Seven Tim Hortons restaurants in Minnesota have been sued by their parent company over a dispute about overdue franchise fee payments.
The lawsuit, filed in federal court in Miami, claims that the Minnesota restaurants and their developer failed to pay royalties, advertising, opening fees and other charges required by franchise and other agreements. A developer involved with the restaurants did not return phone calls for comment.
Founded as a single store in Canada with U.S. operations based in Miami, Tim Hortons is a restaurant chain with more than 4,600 cafes, including more than 3,600 in Canada. It is known for premium coffee, doughnuts and other baked goods, sandwiches and other quick-service food.
Tim Hortons is owned by Restaurant Brands International Inc., which also owns Burger King and Popeyes.
The lawsuit states that each of the seven franchises in question is obligated to pay Tim Hortons USA, Inc. a royalty equal to a percentage of weekly gross sales for use of the company’s system, and a certain percentage of monthly gross sales in return for advertising, sales promotion and public-relations costs on behalf of all Tim Hortons restaurants.
The developer of the seven franchises also must pay Tim Hortons USA for opening fees and other costs related to new restaurants.
The lawsuit claims that the franchisees and developer failed to make those payments and are therefore in breach of those agreements.
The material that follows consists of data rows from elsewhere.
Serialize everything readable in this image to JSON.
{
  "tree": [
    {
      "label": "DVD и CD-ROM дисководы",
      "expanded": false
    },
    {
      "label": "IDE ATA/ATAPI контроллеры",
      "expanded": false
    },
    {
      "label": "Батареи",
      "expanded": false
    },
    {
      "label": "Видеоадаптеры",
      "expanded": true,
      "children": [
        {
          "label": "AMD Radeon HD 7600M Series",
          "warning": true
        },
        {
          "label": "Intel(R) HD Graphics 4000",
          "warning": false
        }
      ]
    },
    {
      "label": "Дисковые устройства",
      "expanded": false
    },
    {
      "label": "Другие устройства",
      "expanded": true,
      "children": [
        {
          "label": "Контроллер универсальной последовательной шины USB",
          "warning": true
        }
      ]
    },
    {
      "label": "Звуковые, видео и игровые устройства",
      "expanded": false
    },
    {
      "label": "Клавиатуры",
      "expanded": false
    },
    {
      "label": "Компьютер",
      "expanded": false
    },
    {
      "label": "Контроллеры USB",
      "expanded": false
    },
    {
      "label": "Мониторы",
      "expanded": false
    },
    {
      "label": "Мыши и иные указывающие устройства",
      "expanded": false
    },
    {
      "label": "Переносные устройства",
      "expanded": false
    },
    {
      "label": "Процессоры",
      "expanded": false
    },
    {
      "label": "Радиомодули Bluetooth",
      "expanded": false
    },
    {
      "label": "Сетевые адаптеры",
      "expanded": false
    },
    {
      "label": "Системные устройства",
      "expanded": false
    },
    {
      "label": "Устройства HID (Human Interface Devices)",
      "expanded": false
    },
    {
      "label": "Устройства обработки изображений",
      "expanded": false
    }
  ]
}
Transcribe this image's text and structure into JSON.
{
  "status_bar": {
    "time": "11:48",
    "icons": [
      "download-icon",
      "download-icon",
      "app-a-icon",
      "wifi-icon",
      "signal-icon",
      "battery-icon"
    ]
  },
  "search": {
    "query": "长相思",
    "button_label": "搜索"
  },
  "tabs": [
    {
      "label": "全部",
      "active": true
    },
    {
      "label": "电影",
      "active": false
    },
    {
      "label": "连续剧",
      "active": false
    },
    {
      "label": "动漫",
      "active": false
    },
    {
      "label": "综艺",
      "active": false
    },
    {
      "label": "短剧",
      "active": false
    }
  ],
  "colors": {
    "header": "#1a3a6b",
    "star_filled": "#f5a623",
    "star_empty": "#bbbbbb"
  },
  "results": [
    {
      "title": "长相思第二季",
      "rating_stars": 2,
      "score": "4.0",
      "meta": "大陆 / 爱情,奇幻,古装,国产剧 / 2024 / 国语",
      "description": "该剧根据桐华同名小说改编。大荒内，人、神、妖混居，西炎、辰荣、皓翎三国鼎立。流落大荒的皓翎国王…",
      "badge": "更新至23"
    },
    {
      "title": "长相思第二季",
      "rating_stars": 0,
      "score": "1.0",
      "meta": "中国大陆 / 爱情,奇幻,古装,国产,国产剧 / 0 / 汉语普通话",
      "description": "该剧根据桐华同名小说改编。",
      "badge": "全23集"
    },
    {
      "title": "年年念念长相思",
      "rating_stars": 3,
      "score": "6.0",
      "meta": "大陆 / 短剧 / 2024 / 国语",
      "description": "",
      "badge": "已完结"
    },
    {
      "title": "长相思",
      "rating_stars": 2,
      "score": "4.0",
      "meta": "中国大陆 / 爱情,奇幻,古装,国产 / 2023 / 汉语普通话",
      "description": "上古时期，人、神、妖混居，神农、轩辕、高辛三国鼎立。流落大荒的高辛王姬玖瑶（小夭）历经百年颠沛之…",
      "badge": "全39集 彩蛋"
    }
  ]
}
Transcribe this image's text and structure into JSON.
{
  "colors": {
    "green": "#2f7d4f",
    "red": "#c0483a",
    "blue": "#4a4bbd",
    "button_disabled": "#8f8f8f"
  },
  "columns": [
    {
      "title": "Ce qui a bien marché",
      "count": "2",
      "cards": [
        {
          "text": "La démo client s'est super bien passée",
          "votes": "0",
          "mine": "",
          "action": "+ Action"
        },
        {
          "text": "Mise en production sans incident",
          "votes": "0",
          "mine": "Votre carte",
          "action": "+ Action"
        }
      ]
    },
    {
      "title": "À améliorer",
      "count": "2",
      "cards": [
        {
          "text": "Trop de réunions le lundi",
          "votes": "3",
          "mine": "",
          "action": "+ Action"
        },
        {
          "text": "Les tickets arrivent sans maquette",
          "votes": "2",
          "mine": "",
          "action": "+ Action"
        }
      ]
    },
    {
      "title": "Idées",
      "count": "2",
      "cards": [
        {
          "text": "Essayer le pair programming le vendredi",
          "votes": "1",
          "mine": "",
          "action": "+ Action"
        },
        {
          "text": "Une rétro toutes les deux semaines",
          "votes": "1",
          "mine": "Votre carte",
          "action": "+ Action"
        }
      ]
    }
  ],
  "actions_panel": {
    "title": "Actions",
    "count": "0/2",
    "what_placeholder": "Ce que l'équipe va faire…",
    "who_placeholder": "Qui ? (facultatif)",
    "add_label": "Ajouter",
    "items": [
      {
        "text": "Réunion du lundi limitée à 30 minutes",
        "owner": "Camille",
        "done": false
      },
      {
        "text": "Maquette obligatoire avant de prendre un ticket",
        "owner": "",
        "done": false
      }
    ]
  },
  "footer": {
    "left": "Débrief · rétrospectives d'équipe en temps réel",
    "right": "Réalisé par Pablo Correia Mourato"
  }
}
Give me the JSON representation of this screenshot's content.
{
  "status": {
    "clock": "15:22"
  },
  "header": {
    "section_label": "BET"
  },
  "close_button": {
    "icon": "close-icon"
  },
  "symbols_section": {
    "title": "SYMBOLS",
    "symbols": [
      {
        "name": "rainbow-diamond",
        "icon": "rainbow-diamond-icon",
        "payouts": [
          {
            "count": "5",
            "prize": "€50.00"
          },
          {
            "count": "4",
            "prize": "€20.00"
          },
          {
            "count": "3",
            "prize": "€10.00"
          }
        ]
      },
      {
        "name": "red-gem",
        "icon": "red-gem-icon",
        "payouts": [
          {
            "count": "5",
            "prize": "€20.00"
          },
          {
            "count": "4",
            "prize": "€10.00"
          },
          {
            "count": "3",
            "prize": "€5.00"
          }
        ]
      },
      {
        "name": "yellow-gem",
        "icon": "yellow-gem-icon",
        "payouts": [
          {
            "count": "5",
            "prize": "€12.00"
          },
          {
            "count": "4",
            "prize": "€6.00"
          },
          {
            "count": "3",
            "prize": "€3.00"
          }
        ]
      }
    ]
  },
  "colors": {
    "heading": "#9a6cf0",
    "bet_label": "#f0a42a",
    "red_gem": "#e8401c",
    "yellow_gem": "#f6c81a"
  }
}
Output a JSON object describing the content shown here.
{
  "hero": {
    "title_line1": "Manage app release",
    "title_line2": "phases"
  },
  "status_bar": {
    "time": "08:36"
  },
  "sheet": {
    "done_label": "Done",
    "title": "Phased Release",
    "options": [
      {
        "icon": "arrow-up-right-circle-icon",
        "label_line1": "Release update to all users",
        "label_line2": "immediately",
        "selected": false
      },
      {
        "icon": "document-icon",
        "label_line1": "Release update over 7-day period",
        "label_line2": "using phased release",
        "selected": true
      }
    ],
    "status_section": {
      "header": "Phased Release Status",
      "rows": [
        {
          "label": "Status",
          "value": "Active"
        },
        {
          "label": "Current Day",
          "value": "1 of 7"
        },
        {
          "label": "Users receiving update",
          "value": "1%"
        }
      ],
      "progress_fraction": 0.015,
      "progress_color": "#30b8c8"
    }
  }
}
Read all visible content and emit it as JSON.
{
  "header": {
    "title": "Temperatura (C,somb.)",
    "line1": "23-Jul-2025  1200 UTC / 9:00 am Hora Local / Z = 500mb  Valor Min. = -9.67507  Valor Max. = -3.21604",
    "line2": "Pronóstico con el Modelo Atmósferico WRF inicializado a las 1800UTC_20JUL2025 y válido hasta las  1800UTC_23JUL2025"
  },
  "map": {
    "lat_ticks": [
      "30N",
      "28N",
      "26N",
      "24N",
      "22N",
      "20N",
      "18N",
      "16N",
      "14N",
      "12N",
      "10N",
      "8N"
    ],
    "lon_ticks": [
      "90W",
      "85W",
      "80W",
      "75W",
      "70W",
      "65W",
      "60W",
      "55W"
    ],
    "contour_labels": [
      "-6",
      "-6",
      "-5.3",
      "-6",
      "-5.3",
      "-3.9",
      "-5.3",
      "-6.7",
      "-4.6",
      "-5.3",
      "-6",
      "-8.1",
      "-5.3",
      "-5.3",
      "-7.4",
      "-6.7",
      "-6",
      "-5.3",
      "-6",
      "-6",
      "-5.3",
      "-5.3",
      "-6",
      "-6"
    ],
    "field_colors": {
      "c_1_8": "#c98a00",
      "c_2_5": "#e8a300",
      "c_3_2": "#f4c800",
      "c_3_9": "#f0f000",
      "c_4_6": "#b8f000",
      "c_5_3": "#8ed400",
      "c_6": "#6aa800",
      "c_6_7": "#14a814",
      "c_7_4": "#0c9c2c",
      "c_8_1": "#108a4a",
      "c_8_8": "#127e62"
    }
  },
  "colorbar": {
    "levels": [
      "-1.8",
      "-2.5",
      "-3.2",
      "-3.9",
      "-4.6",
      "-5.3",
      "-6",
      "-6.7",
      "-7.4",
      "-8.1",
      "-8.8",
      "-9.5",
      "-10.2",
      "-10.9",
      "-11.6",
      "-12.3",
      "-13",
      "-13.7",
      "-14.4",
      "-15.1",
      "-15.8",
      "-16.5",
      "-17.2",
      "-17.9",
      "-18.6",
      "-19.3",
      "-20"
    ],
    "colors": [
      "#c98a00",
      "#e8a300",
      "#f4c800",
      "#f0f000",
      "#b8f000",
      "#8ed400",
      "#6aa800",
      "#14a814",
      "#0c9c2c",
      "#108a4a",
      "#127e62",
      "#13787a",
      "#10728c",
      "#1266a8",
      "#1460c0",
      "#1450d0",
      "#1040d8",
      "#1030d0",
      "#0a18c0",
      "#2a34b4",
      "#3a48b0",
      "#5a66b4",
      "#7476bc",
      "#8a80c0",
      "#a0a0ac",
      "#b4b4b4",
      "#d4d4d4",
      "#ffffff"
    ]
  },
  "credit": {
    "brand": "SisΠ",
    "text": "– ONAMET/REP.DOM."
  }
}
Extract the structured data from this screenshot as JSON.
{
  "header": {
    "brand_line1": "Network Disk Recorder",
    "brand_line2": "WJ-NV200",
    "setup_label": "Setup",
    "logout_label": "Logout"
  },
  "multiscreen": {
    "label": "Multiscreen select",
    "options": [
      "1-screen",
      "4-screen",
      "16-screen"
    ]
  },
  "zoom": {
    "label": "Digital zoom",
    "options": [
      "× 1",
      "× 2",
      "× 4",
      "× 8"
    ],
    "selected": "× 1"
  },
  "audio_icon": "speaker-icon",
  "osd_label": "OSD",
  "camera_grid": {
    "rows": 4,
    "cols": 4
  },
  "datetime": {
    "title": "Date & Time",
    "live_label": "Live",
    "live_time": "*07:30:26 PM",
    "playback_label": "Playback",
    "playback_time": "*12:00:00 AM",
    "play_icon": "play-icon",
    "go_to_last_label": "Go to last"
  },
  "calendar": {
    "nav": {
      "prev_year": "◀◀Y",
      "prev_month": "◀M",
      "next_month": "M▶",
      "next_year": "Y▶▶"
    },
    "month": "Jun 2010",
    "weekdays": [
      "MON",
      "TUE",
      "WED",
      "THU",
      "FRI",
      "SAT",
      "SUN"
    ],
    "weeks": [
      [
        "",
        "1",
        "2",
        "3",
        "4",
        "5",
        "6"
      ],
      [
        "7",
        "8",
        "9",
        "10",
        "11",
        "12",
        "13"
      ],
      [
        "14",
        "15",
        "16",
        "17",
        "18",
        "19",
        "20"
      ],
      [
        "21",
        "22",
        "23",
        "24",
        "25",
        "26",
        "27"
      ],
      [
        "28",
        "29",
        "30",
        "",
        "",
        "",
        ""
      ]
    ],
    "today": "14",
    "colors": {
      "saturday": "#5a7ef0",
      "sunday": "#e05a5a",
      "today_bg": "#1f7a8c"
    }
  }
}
An attorney for Tim Hortons USA declined further comment on details of the litigation, including how much the company is seeking in overdue royalties and other payments.
Tim Hortons has a handful of restaurants in Minnesota, but in June 2016 it also signed a deal with the Bloomington firm Restaurant Development Partners Corp. for exclusive rights to develop additional Tim Hortons restaurants in several parts of Minnesota and Wisconsin that include the Twin Cities metro area.
Franchises in the lawsuit include restaurants in Bloomington, Dinkytown near the University of Minnesota, Brooklyn Park, Minneapolis, Maplewood, Bemidji and Savage. Some of the franchises have been open for only a short time. The Savage location held its grand opening in August, followed by Maplewood in September. Tim Hortons Cafe and Bake Shop in Bemidji opened in October, and the locations in Dinkytown and at the Mall of America opened a year ago.
Executives at Restaurant Development Partners Corp. did not return phone calls to comment on the lawsuit.
Tim Hortons is also involved in a Missouri dispute, but it is the company that is being sued by a franchise developer.
Show Me Hospitality, the developer for Tim Hortons in the greater St. Louis area, sued the company for $50 million in monetary damages for allegedly failing to provide advertising and branding during a critical time when Tim Hortons was entering the St. Louis market, and for withholding approval of new locations and financial partners.
Show Me Hospitality officials have said the company began demanding that it open 200 new restaurants instead of 40 in the area shortly after Brazilian-based 3G Capital acquired the merged Burger King and Tim Hortons in 2014 and began running them under the newly formed Canadian firm, Restaurant Brands International Inc.
Restaurant Brands also is facing two class-action lawsuits related to Tim Hortons, including an $850 million case filed last month by a number of the restaurant’s franchisees in Canada.